[Task brief] Your output must consist of the records printed verbatim, with the pictures excluded.

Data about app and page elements
────────
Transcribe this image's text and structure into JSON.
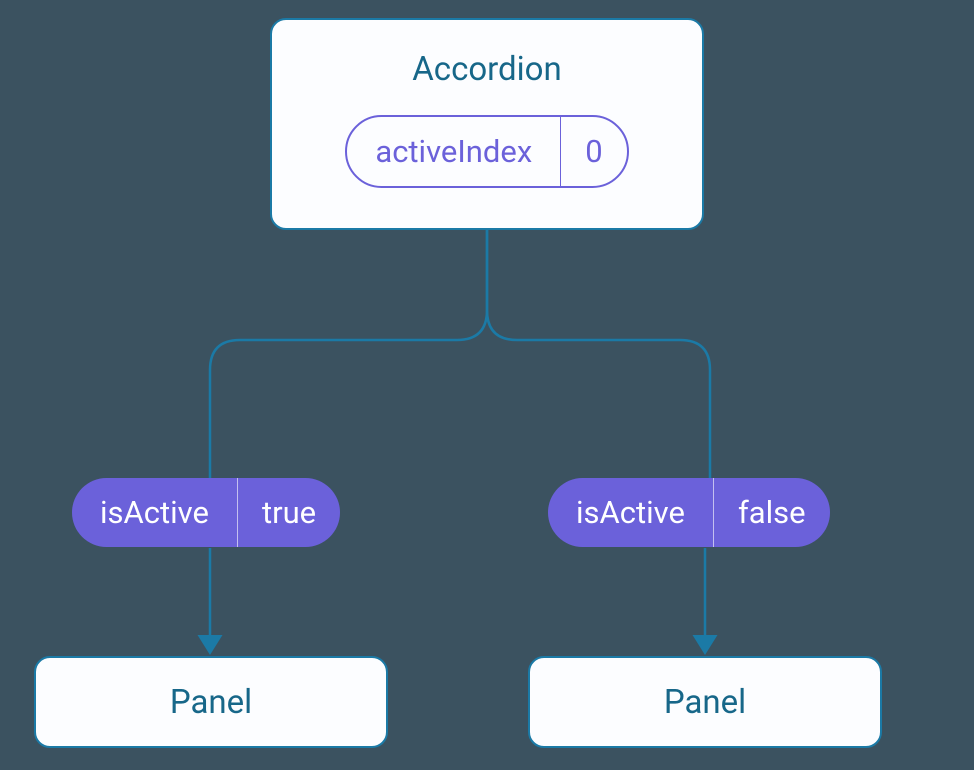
{
  "accordion": {
    "title": "Accordion",
    "state": {
      "name": "activeIndex",
      "value": "0"
    }
  },
  "children": {
    "left": {
      "prop": {
        "name": "isActive",
        "value": "true"
      },
      "label": "Panel"
    },
    "right": {
      "prop": {
        "name": "isActive",
        "value": "false"
      },
      "label": "Panel"
    }
  },
  "colors": {
    "background": "#3b5260",
    "boxBorder": "#1b7aa6",
    "boxBg": "#fcfdff",
    "textTeal": "#176789",
    "purple": "#6b61da"
  }
}
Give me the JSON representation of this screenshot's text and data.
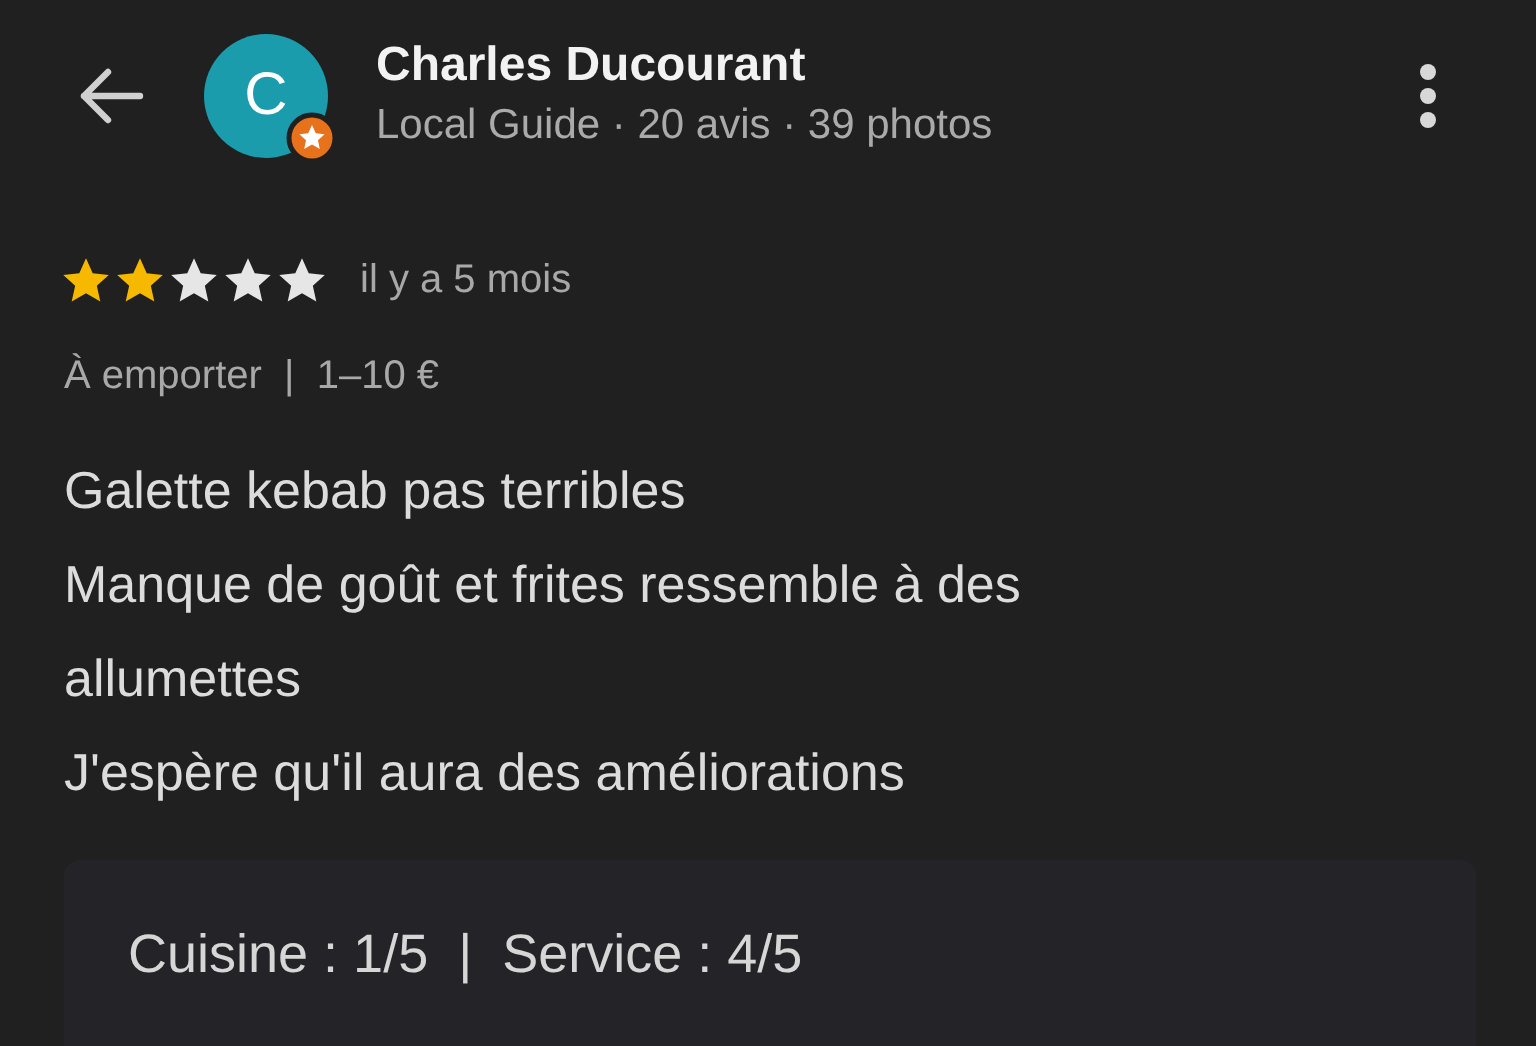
{
  "author": {
    "initial": "C",
    "name": "Charles Ducourant",
    "subtitle": "Local Guide · 20 avis · 39 photos",
    "local_guide": true
  },
  "review": {
    "stars": 2,
    "time": "il y a 5 mois",
    "meta": "À emporter  |  1–10 €",
    "lines": [
      "Galette kebab pas terribles",
      "Manque de goût et frites ressemble à des allumettes",
      "J'espère qu'il aura des améliorations"
    ]
  },
  "ratings_card": {
    "text": "Cuisine : 1/5  |  Service : 4/5"
  }
}
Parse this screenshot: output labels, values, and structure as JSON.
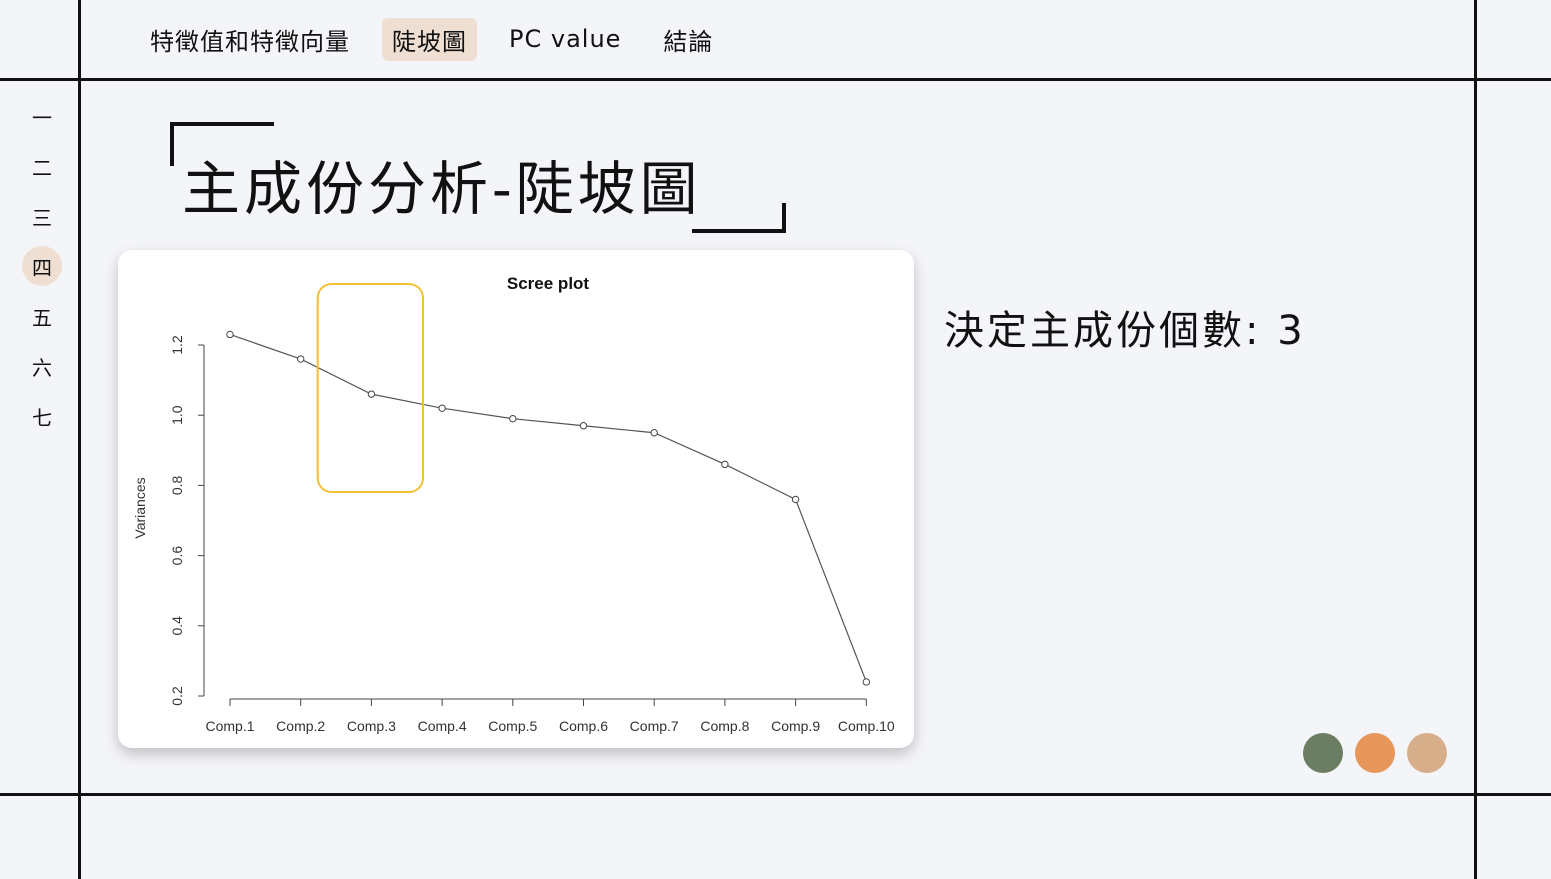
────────
[Answer space]
Transcribe this image's text and structure into JSON.
{
  "accordion": {
    "title": "Accordion",
    "state": {
      "name": "activeIndex",
      "value": "0"
    }
  },
  "children": {
    "left": {
      "prop": {
        "name": "isActive",
        "value": "true"
      },
      "label": "Panel"
    },
    "right": {
      "prop": {
        "name": "isActive",
        "value": "false"
      },
      "label": "Panel"
    }
  },
  "colors": {
    "background": "#3b5260",
    "boxBorder": "#1b7aa6",
    "boxBg": "#fcfdff",
    "textTeal": "#176789",
    "purple": "#6b61da"
  }
}
Give me the JSON representation of this screenshot's text and data.
{
  "author": {
    "initial": "C",
    "name": "Charles Ducourant",
    "subtitle": "Local Guide · 20 avis · 39 photos",
    "local_guide": true
  },
  "review": {
    "stars": 2,
    "time": "il y a 5 mois",
    "meta": "À emporter  |  1–10 €",
    "lines": [
      "Galette kebab pas terribles",
      "Manque de goût et frites ressemble à des allumettes",
      "J'espère qu'il aura des améliorations"
    ]
  },
  "ratings_card": {
    "text": "Cuisine : 1/5  |  Service : 4/5"
  }
}
Parse this screenshot: output labels, values, and structure as JSON.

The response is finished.